Items from an interface collection:
┏━━

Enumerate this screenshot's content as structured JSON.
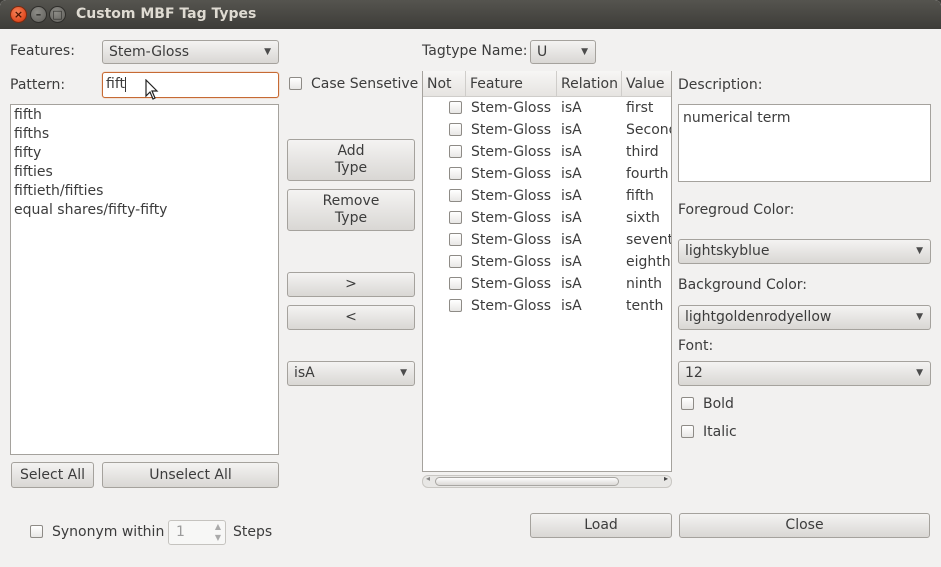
{
  "window": {
    "title": "Custom MBF Tag Types"
  },
  "features": {
    "label": "Features:",
    "value": "Stem-Gloss"
  },
  "pattern": {
    "label": "Pattern:",
    "value": "fift"
  },
  "case_sensitive": {
    "label": "Case Sensetive"
  },
  "matches": [
    "fifth",
    "fifths",
    "fifty",
    "fifties",
    "fiftieth/fifties",
    "equal shares/fifty-fifty"
  ],
  "buttons": {
    "add_type": [
      "Add",
      "Type"
    ],
    "remove_type": [
      "Remove",
      "Type"
    ],
    "move_right": ">",
    "move_left": "<",
    "select_all": "Select All",
    "unselect_all": "Unselect All",
    "load": "Load",
    "close": "Close"
  },
  "relation_combo": {
    "value": "isA"
  },
  "tagtype": {
    "label": "Tagtype Name:",
    "value": "U"
  },
  "table": {
    "columns": [
      "Not",
      "Feature",
      "Relation",
      "Value"
    ],
    "rows": [
      {
        "feature": "Stem-Gloss",
        "relation": "isA",
        "value": "first"
      },
      {
        "feature": "Stem-Gloss",
        "relation": "isA",
        "value": "Second"
      },
      {
        "feature": "Stem-Gloss",
        "relation": "isA",
        "value": "third"
      },
      {
        "feature": "Stem-Gloss",
        "relation": "isA",
        "value": "fourth"
      },
      {
        "feature": "Stem-Gloss",
        "relation": "isA",
        "value": "fifth"
      },
      {
        "feature": "Stem-Gloss",
        "relation": "isA",
        "value": "sixth"
      },
      {
        "feature": "Stem-Gloss",
        "relation": "isA",
        "value": "seventh"
      },
      {
        "feature": "Stem-Gloss",
        "relation": "isA",
        "value": "eighth"
      },
      {
        "feature": "Stem-Gloss",
        "relation": "isA",
        "value": "ninth"
      },
      {
        "feature": "Stem-Gloss",
        "relation": "isA",
        "value": "tenth"
      }
    ]
  },
  "description": {
    "label": "Description:",
    "value": "numerical term"
  },
  "foreground": {
    "label": "Foregroud Color:",
    "value": "lightskyblue"
  },
  "background": {
    "label": "Background Color:",
    "value": "lightgoldenrodyellow"
  },
  "font": {
    "label": "Font:",
    "value": "12"
  },
  "bold": {
    "label": "Bold"
  },
  "italic": {
    "label": "Italic"
  },
  "synonym": {
    "label": "Synonym within",
    "value": "1",
    "suffix": "Steps"
  },
  "colors": {
    "accent_border": "#c66a34",
    "window_bg": "#f2f1f0",
    "titlebar": "#3d3c38"
  },
  "icons": {
    "close": "close-icon",
    "minimize": "minimize-icon",
    "maximize": "maximize-icon",
    "arrow": "chevron-down-icon"
  }
}
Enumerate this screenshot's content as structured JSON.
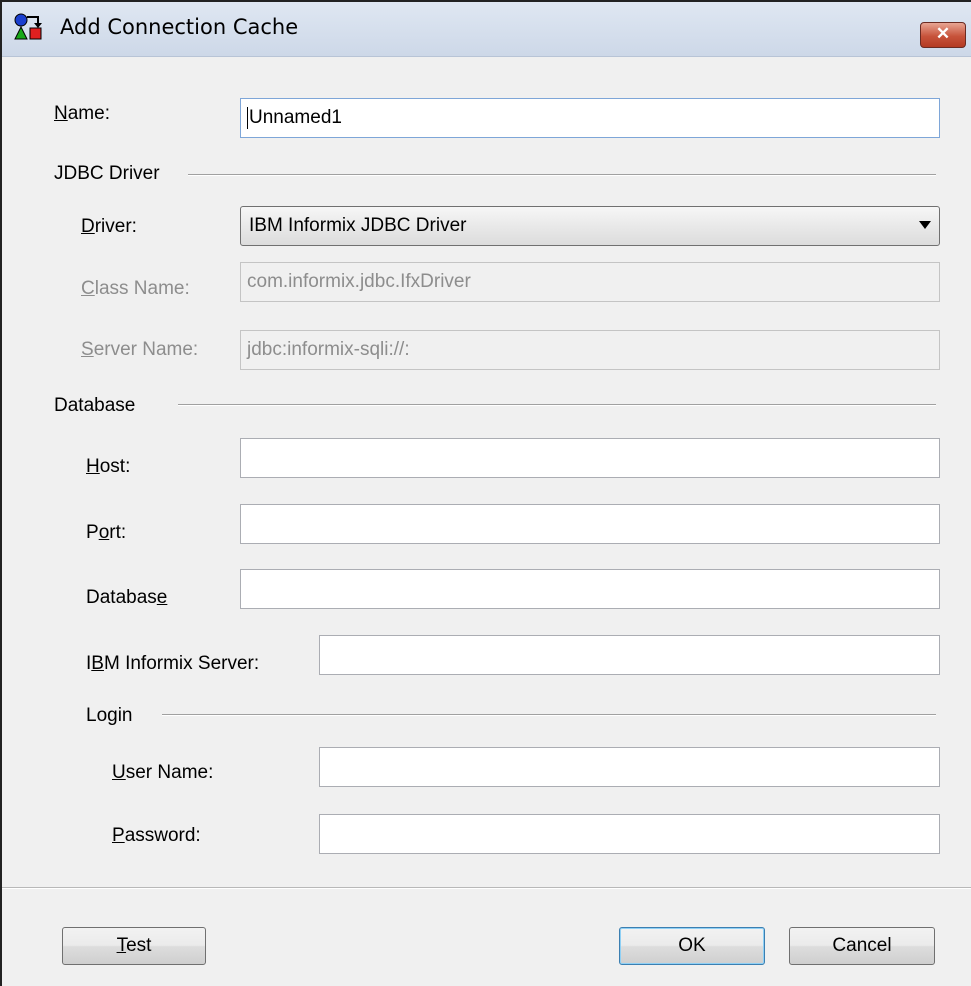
{
  "window": {
    "title": "Add Connection Cache",
    "close_label": "✕"
  },
  "name": {
    "label_u": "N",
    "label_rest": "ame:",
    "value": "Unnamed1"
  },
  "jdbc": {
    "heading": "JDBC Driver",
    "driver_label_u": "D",
    "driver_label_rest": "river:",
    "driver_value": "IBM Informix JDBC Driver",
    "class_label_u": "C",
    "class_label_rest": "lass Name:",
    "class_value": "com.informix.jdbc.IfxDriver",
    "server_label_u": "S",
    "server_label_rest": "erver Name:",
    "server_value": "jdbc:informix-sqli://:"
  },
  "database": {
    "heading": "Database",
    "host_label_u": "H",
    "host_label_rest": "ost:",
    "host_value": "",
    "port_label_pre": "P",
    "port_label_u": "o",
    "port_label_rest": "rt:",
    "port_value": "",
    "db_label_pre": "Databas",
    "db_label_u": "e",
    "db_value": "",
    "ifx_label_pre": "I",
    "ifx_label_u": "B",
    "ifx_label_rest": "M Informix Server:",
    "ifx_value": ""
  },
  "login": {
    "heading": "Login",
    "user_label_u": "U",
    "user_label_rest": "ser Name:",
    "user_value": "",
    "pass_label_u": "P",
    "pass_label_rest": "assword:",
    "pass_value": ""
  },
  "buttons": {
    "test_u": "T",
    "test_rest": "est",
    "ok": "OK",
    "cancel": "Cancel"
  }
}
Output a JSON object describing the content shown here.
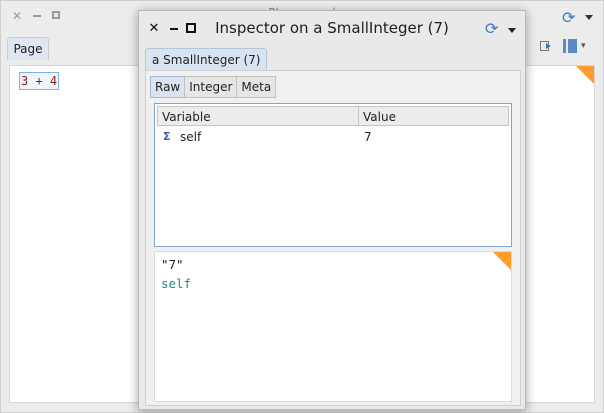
{
  "playground": {
    "title": "Playground",
    "page_tab": "Page",
    "code": "3 + 4",
    "colors": {
      "refresh": "#3a79c8",
      "corner": "#ff9a2e"
    }
  },
  "inspector": {
    "title": "Inspector on a SmallInteger (7)",
    "page_tab": "a SmallInteger (7)",
    "tabs": [
      "Raw",
      "Integer",
      "Meta"
    ],
    "active_tab": "Raw",
    "table": {
      "columns": [
        "Variable",
        "Value"
      ],
      "rows": [
        {
          "icon": "Σ",
          "variable": "self",
          "value": "7"
        }
      ]
    },
    "evaluator": {
      "line1": "\"7\"",
      "line2": "self"
    }
  }
}
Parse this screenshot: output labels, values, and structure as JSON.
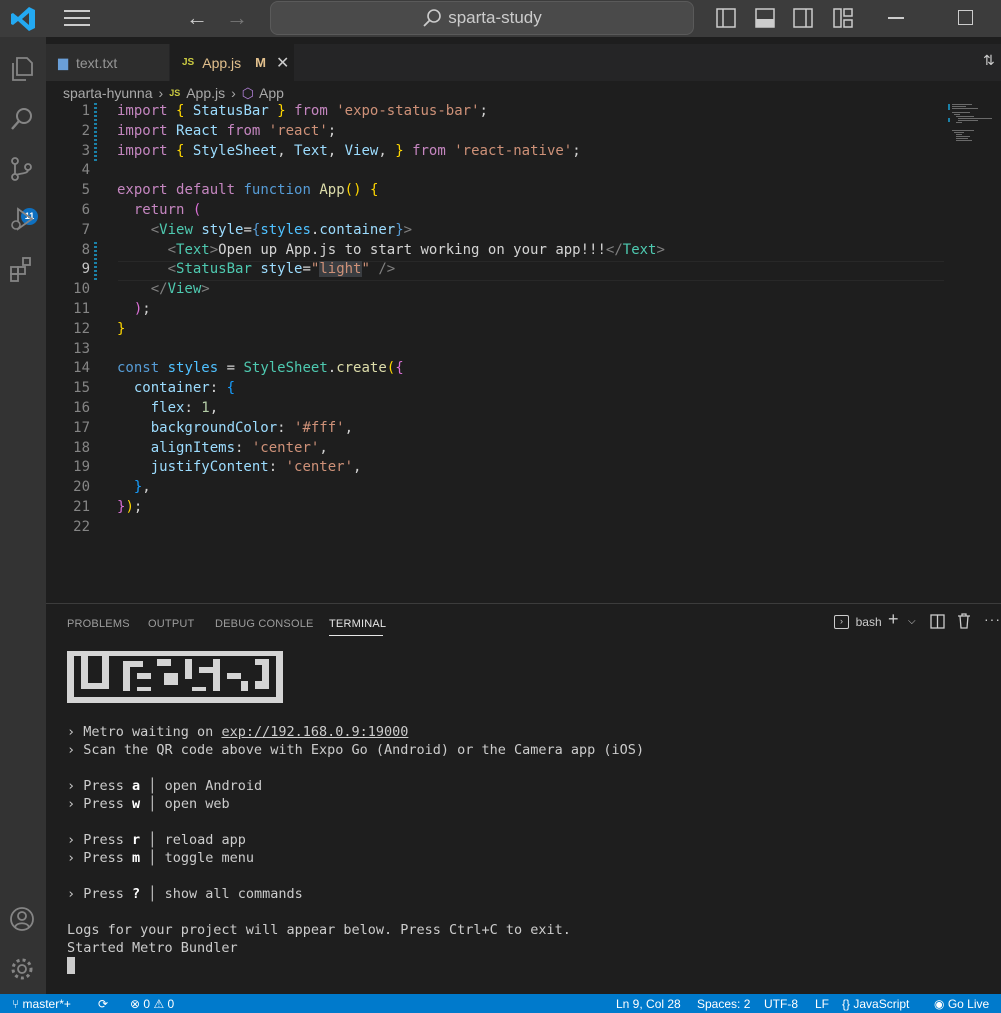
{
  "window": {
    "search_text": "sparta-study"
  },
  "tabs": [
    {
      "label": "text.txt",
      "icon": "text-file-icon"
    },
    {
      "label": "App.js",
      "icon": "js-file-icon",
      "status": "M"
    }
  ],
  "breadcrumb": {
    "folder": "sparta-hyunna",
    "file": "App.js",
    "symbol": "App"
  },
  "editor": {
    "active_line": 9,
    "line_numbers": [
      "1",
      "2",
      "3",
      "4",
      "5",
      "6",
      "7",
      "8",
      "9",
      "10",
      "11",
      "12",
      "13",
      "14",
      "15",
      "16",
      "17",
      "18",
      "19",
      "20",
      "21",
      "22"
    ]
  },
  "panel": {
    "tabs": [
      "PROBLEMS",
      "OUTPUT",
      "DEBUG CONSOLE",
      "TERMINAL"
    ],
    "active_tab": "TERMINAL",
    "shell_label": "bash"
  },
  "terminal": {
    "metro_prefix": "› Metro waiting on ",
    "metro_url": "exp://192.168.0.9:19000",
    "scan_line": "› Scan the QR code above with Expo Go (Android) or the Camera app (iOS)",
    "commands": [
      {
        "key": "a",
        "desc": "open Android"
      },
      {
        "key": "w",
        "desc": "open web"
      },
      {
        "key": "r",
        "desc": "reload app"
      },
      {
        "key": "m",
        "desc": "toggle menu"
      },
      {
        "key": "?",
        "desc": "show all commands"
      }
    ],
    "logs_line": "Logs for your project will appear below. Press Ctrl+C to exit.",
    "started_line": "Started Metro Bundler"
  },
  "statusbar": {
    "branch": "master*+",
    "errors": "0",
    "warnings": "0",
    "position": "Ln 9, Col 28",
    "spaces": "Spaces: 2",
    "encoding": "UTF-8",
    "eol": "LF",
    "language": "JavaScript",
    "golive": "Go Live"
  },
  "activity_badge": "11",
  "colors": {
    "statusbar": "#007acc",
    "accent": "#0e70c0"
  }
}
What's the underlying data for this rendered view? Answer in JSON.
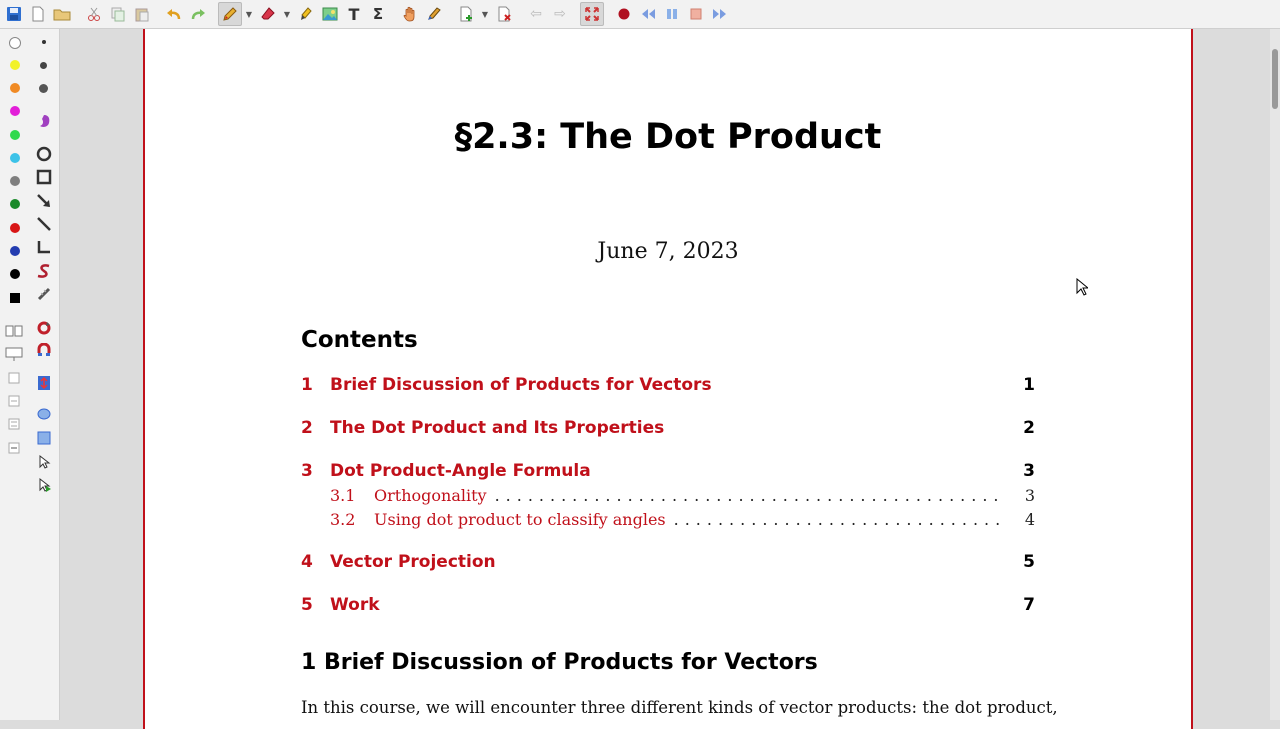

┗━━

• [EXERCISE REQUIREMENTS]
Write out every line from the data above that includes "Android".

• [WRITTEN RESPONSE]
    "scan_line": "› Scan the QR code above with Expo Go (Android) or the Camera app (iOS)",
        "desc": "open Android"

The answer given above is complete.